Microsoft makes cloud moves: joins Cloud Native Group, previews Azure Container Instances service
In an effort to compete with Amazon Web Services (AWS), Microsoft created a new Azure service, Azure Container Instances services. According to a story on GeekWire, Microsoft’s Azure Container Instances service is currently available as a public preview for Linux containers, and allows developers to start containers on Azure and have the container “billed by the second.”
Microsoft details Azure Container Instances in more technical depth on the Azure blog. Microsoft gives us a better idea of what Azure Container Instance service is and what it can do.

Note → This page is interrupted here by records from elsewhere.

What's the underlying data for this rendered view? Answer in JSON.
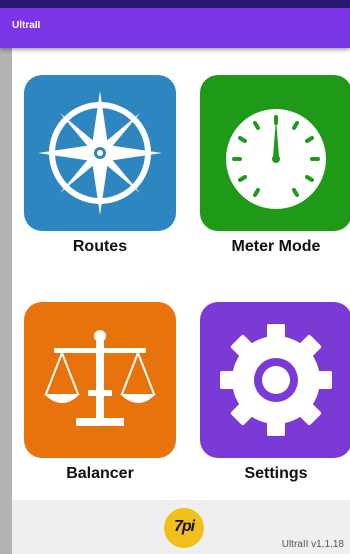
{
  "app": {
    "title": "UltraII"
  },
  "colors": {
    "app_bar": "#7c35e6",
    "routes_tile": "#2e86c1",
    "meter_tile": "#1e9a18",
    "balancer_tile": "#e8730c",
    "settings_tile": "#7b3ad6"
  },
  "tiles": [
    {
      "label": "Routes",
      "icon": "compass-icon"
    },
    {
      "label": "Meter Mode",
      "icon": "gauge-icon"
    },
    {
      "label": "Balancer",
      "icon": "scale-icon"
    },
    {
      "label": "Settings",
      "icon": "gear-icon"
    }
  ],
  "footer": {
    "logo_text": "7pi",
    "version": "UltraII v1.1.18"
  }
}
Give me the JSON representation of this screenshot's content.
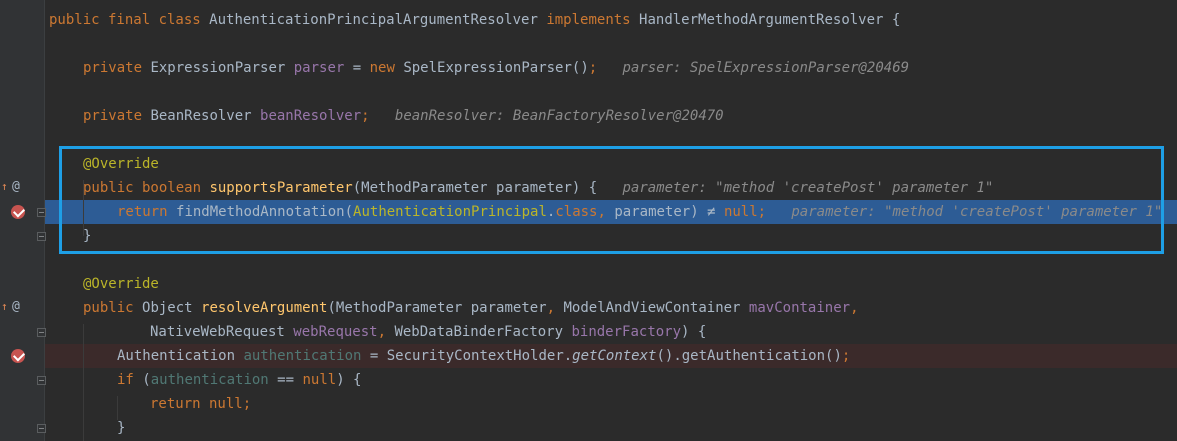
{
  "editor": {
    "lines": [
      {
        "tokens": [
          [
            "kw",
            "public final class "
          ],
          [
            "plain",
            "AuthenticationPrincipalArgumentResolver "
          ],
          [
            "kw",
            "implements "
          ],
          [
            "plain",
            "HandlerMethodArgumentResolver {"
          ]
        ]
      },
      {
        "tokens": []
      },
      {
        "tokens": [
          [
            "kw",
            "private "
          ],
          [
            "plain",
            "ExpressionParser "
          ],
          [
            "field",
            "parser"
          ],
          [
            "plain",
            " = "
          ],
          [
            "kw",
            "new "
          ],
          [
            "plain",
            "SpelExpressionParser()"
          ],
          [
            "kw",
            ";"
          ],
          [
            "hint",
            "   parser: SpelExpressionParser@20469"
          ]
        ]
      },
      {
        "tokens": []
      },
      {
        "tokens": [
          [
            "kw",
            "private "
          ],
          [
            "plain",
            "BeanResolver "
          ],
          [
            "field",
            "beanResolver"
          ],
          [
            "kw",
            ";"
          ],
          [
            "hint",
            "   beanResolver: BeanFactoryResolver@20470"
          ]
        ]
      },
      {
        "tokens": []
      },
      {
        "tokens": [
          [
            "ann",
            "@Override"
          ]
        ]
      },
      {
        "tokens": [
          [
            "kw",
            "public boolean "
          ],
          [
            "fn",
            "supportsParameter"
          ],
          [
            "plain",
            "(MethodParameter parameter) {"
          ],
          [
            "hint",
            "   parameter: \"method 'createPost' parameter 1\""
          ]
        ]
      },
      {
        "tokens": [
          [
            "kw",
            "return "
          ],
          [
            "plain",
            "findMethodAnnotation("
          ],
          [
            "ann",
            "AuthenticationPrincipal"
          ],
          [
            "plain",
            "."
          ],
          [
            "kw",
            "class"
          ],
          [
            "kw",
            ", "
          ],
          [
            "plain",
            "parameter) ≠ "
          ],
          [
            "kw",
            "null;"
          ],
          [
            "hint",
            "   parameter: \"method 'createPost' parameter 1\""
          ]
        ]
      },
      {
        "tokens": [
          [
            "plain",
            "}"
          ]
        ]
      },
      {
        "tokens": []
      },
      {
        "tokens": [
          [
            "ann",
            "@Override"
          ]
        ]
      },
      {
        "tokens": [
          [
            "kw",
            "public "
          ],
          [
            "plain",
            "Object "
          ],
          [
            "fn",
            "resolveArgument"
          ],
          [
            "plain",
            "(MethodParameter parameter"
          ],
          [
            "kw",
            ", "
          ],
          [
            "plain",
            "ModelAndViewContainer "
          ],
          [
            "field",
            "mavContainer"
          ],
          [
            "kw",
            ","
          ]
        ]
      },
      {
        "tokens": [
          [
            "plain",
            "NativeWebRequest "
          ],
          [
            "field",
            "webRequest"
          ],
          [
            "kw",
            ", "
          ],
          [
            "plain",
            "WebDataBinderFactory "
          ],
          [
            "field",
            "binderFactory"
          ],
          [
            "plain",
            ") {"
          ]
        ]
      },
      {
        "tokens": [
          [
            "plain",
            "Authentication "
          ],
          [
            "teal",
            "authentication"
          ],
          [
            "plain",
            " = SecurityContextHolder."
          ],
          [
            "ital",
            "getContext"
          ],
          [
            "plain",
            "().getAuthentication()"
          ],
          [
            "kw",
            ";"
          ]
        ]
      },
      {
        "tokens": [
          [
            "kw",
            "if "
          ],
          [
            "plain",
            "("
          ],
          [
            "teal",
            "authentication"
          ],
          [
            "plain",
            " == "
          ],
          [
            "kw",
            "null"
          ],
          [
            "plain",
            ") {"
          ]
        ]
      },
      {
        "tokens": [
          [
            "kw",
            "return null;"
          ]
        ]
      },
      {
        "tokens": [
          [
            "plain",
            "}"
          ]
        ]
      }
    ]
  },
  "gutter": {
    "override_marker": "@",
    "implements_marker": "↑"
  }
}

“An Azure Container Instance is a single container that starts in seconds and is billed by the second. ACI offer highly versatile sizing, allowing you to select the exact amount of memory separate from the exact count of vCPUs, so your application perfectly fits on the infrastructure. Your containers won’t be billed for a second longer than is required and won’t use a GB more than is needed. With ACI, containers are a first-class object of the Azure platform, offering Role-Based Access Control (RBAC) on the instance and billing tags to track usage at the individual container level. As the service directly exposes containers, there is no VM management you need to think about or higher-level cluster orchestration concepts to learn. It is simply your code, in a container, running in the cloud.”
In another development, Microsoft is joining the Cloud Native Computing Foundation (CNCF) as a platinum member. Corey Sanders, Partner Director for Microsoft, notes what Microsoft’s CNCF platinum membership means.

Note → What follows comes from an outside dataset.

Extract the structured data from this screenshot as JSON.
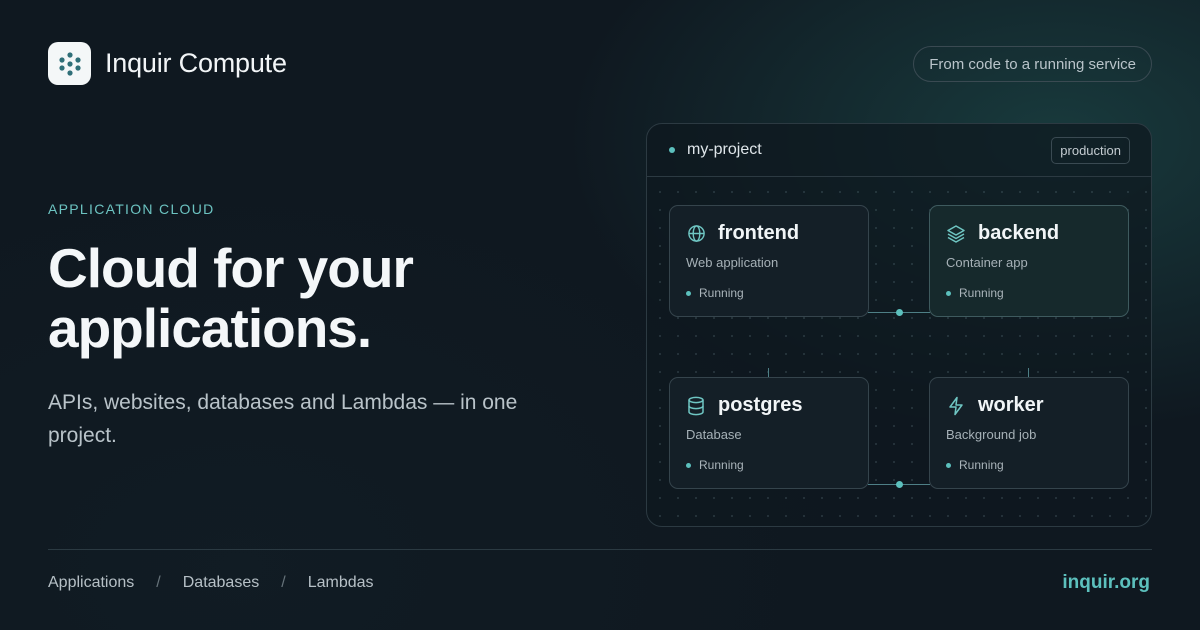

“Microsoft is committed to helping organizations of all sizes achieve more, and we see cloud native technologies and open development as a way to enable this. We have contributed across many cloud native projects, including Kubernetes, Helm, containerd, and gRPC, and plan to expand our involvement in the future. Joining the Cloud Native Computing Foundation is another natural step on our open source journey, and we look forward to learning and engaging with the community on a deeper level as a CNCF member.”
Microsoft has noticed that containers are changing the way that companies are building and deploying their enterprise applications. Microsoft’s growing support of Kubernetes shows that CNCF membership is necessary to be a part of this growing trend.Further reading: Azure, Azure Container Service, Cloud App Security, Microsoft